Information supplied ::

┄┄┄┄┄┄┄┄┄┄

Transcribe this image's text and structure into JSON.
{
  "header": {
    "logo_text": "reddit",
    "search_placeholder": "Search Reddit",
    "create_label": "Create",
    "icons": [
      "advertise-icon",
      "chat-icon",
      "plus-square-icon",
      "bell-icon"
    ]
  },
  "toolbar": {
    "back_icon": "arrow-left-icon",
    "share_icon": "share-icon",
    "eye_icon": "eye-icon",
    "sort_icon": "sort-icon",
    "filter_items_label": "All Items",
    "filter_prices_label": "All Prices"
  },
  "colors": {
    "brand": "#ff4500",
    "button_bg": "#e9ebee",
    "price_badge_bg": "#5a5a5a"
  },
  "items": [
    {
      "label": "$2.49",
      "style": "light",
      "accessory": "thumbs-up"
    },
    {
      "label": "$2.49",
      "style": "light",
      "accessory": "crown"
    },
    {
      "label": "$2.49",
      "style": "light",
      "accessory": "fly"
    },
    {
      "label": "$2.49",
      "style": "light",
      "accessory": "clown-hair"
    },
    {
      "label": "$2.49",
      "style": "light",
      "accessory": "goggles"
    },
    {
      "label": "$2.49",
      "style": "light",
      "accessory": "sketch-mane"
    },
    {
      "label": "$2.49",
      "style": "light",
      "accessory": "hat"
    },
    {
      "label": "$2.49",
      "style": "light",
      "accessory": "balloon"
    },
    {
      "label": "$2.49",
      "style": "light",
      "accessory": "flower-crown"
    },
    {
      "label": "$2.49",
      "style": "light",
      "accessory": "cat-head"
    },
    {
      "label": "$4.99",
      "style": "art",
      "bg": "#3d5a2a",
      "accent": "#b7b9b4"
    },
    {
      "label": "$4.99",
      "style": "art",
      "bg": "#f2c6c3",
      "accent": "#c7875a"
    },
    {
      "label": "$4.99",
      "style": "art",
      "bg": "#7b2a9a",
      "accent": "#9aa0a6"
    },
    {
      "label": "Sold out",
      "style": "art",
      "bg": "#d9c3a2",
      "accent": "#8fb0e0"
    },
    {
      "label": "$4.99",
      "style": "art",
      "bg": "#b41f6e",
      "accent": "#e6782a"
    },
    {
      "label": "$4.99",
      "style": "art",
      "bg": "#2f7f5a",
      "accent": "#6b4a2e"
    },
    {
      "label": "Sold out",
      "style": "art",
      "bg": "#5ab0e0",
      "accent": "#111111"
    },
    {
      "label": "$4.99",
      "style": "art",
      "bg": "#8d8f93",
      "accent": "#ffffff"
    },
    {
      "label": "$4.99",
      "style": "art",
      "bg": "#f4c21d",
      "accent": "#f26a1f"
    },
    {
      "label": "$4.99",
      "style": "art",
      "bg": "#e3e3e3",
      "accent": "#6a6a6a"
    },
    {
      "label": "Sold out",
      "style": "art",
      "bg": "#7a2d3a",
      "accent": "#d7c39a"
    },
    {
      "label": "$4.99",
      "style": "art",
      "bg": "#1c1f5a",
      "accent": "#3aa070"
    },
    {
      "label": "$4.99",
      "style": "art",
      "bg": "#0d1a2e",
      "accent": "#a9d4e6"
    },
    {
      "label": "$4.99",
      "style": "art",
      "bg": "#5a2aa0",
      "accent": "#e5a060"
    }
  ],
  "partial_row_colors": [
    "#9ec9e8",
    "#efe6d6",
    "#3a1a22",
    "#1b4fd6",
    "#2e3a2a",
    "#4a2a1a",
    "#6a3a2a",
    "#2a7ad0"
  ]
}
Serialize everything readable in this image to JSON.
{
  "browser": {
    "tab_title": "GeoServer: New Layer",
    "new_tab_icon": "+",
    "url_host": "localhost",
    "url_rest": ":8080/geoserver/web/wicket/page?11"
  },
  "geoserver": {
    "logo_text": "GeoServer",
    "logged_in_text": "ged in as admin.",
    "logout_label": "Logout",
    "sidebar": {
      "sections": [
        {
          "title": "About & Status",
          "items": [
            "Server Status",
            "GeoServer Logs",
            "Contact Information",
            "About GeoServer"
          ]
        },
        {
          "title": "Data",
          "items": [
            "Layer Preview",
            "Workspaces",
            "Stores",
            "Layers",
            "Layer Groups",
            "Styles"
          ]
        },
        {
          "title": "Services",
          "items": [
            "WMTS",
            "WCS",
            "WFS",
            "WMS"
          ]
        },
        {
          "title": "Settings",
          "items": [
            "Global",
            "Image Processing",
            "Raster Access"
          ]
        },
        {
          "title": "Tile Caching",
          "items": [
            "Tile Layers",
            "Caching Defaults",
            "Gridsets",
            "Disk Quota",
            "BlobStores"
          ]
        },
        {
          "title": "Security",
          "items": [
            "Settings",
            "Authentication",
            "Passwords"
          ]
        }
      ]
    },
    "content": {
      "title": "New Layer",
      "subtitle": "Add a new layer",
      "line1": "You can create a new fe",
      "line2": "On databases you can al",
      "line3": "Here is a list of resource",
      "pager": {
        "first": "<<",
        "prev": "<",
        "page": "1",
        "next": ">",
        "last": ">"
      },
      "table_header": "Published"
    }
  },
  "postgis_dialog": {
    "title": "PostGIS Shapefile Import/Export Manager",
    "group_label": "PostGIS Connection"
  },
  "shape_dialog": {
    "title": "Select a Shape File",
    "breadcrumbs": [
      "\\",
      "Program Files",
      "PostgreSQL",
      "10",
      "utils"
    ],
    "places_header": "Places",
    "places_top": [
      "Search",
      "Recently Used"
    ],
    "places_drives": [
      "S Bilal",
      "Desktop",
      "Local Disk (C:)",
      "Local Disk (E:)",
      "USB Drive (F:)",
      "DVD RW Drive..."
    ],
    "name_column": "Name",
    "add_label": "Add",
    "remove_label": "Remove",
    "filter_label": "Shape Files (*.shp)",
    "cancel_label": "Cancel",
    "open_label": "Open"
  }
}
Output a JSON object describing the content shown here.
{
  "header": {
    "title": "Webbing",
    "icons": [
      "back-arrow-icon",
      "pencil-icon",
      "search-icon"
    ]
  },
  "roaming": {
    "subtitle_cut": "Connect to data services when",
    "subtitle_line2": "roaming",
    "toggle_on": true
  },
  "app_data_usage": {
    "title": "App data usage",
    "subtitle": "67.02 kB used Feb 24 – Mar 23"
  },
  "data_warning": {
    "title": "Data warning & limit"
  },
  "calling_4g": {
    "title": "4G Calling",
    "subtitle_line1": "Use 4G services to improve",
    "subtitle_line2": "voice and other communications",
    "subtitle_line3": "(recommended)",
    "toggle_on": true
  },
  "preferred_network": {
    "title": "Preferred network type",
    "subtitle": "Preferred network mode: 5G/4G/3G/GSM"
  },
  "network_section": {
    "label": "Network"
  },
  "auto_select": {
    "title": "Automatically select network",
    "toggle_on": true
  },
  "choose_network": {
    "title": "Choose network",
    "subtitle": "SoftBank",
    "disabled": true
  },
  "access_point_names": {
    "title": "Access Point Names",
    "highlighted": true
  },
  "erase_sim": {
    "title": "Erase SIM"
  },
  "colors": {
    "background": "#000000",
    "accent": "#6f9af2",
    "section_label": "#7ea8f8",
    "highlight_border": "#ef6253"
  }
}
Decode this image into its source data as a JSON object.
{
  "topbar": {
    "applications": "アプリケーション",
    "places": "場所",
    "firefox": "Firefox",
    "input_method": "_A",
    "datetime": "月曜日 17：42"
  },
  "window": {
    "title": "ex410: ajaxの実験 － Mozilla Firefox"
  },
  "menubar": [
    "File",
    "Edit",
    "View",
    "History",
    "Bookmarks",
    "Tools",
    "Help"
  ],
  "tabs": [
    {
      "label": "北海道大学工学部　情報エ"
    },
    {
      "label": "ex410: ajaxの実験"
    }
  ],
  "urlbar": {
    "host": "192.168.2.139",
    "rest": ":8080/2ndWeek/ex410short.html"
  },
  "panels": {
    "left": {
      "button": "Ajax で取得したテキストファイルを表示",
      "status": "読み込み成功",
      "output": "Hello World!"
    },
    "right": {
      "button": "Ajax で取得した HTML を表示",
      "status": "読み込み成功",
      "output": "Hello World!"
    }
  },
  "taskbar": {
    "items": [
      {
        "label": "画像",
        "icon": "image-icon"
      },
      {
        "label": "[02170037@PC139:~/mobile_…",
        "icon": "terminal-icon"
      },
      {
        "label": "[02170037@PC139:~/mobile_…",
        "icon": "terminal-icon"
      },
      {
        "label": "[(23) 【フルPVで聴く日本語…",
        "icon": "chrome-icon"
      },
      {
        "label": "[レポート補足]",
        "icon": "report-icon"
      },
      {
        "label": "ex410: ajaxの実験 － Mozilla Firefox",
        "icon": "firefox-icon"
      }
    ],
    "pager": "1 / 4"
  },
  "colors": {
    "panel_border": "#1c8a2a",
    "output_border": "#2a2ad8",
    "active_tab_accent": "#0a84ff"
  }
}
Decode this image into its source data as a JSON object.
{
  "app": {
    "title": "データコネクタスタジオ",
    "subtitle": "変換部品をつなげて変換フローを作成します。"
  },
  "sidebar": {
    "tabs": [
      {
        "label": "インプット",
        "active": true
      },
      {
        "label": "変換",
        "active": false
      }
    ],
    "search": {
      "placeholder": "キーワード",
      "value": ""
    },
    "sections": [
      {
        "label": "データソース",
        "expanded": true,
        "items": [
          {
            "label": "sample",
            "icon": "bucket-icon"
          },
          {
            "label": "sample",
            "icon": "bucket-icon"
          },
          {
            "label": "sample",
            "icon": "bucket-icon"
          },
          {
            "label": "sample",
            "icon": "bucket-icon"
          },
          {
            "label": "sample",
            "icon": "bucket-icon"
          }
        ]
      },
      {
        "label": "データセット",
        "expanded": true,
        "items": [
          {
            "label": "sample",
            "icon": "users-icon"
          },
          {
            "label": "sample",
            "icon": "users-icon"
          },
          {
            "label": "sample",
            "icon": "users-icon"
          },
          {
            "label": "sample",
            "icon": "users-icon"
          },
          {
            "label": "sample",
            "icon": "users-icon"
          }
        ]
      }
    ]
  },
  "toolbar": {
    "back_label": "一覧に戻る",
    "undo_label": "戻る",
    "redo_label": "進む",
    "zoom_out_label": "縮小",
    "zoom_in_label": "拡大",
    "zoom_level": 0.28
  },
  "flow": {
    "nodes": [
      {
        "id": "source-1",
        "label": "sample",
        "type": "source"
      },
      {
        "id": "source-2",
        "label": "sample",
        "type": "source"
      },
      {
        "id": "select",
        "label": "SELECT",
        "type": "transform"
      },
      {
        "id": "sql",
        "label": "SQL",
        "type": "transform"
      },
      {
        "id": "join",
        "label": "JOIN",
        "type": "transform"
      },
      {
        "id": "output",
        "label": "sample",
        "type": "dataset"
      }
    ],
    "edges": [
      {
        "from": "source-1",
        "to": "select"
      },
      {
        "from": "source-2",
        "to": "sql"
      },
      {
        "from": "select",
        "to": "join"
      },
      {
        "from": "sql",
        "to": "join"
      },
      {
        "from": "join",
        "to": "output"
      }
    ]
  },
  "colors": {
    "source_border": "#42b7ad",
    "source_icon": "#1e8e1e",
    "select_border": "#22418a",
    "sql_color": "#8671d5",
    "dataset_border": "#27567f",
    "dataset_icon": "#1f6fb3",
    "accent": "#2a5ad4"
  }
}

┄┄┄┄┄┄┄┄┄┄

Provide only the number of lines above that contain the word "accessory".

Task response :: 10